_Raw data_.

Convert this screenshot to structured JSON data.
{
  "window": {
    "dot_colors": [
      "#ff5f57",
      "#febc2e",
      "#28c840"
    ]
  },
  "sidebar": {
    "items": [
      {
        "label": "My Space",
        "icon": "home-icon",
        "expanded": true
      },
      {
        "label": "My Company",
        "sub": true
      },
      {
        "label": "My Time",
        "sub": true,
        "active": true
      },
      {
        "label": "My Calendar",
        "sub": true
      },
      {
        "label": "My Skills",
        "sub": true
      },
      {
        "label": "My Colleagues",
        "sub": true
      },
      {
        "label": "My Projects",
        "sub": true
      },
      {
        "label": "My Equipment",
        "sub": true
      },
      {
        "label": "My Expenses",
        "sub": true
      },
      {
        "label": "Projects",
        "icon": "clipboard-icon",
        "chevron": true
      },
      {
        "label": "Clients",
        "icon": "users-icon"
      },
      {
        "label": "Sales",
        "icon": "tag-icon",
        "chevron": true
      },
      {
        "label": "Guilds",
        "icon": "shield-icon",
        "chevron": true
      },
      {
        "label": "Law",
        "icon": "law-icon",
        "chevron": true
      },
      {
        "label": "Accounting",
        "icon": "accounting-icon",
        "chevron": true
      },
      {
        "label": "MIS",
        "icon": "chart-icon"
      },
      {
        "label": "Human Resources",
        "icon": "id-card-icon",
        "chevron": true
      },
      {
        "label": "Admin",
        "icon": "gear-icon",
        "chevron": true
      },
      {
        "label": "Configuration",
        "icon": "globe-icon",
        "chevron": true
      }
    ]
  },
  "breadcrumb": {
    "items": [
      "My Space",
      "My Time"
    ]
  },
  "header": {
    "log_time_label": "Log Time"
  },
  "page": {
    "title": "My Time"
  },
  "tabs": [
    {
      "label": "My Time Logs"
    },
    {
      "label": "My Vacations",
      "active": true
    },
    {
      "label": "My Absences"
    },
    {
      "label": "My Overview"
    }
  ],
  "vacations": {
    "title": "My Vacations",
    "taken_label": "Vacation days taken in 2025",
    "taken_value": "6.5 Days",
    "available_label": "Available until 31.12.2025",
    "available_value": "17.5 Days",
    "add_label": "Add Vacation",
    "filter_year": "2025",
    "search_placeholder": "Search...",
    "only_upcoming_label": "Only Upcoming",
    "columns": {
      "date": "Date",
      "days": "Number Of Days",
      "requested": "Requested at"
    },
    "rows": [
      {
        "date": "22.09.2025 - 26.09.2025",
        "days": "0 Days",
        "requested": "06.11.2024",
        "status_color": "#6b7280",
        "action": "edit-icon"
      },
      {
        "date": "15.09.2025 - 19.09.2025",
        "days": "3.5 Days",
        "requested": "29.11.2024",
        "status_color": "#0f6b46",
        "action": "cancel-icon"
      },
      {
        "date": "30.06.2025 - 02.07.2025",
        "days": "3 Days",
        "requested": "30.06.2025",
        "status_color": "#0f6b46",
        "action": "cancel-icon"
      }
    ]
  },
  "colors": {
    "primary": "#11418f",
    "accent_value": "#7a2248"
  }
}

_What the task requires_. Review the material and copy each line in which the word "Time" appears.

_Written answer_.
        "label": "My Time",
      "My Time"
    "log_time_label": "Log Time"
    "title": "My Time"
      "label": "My Time Logs"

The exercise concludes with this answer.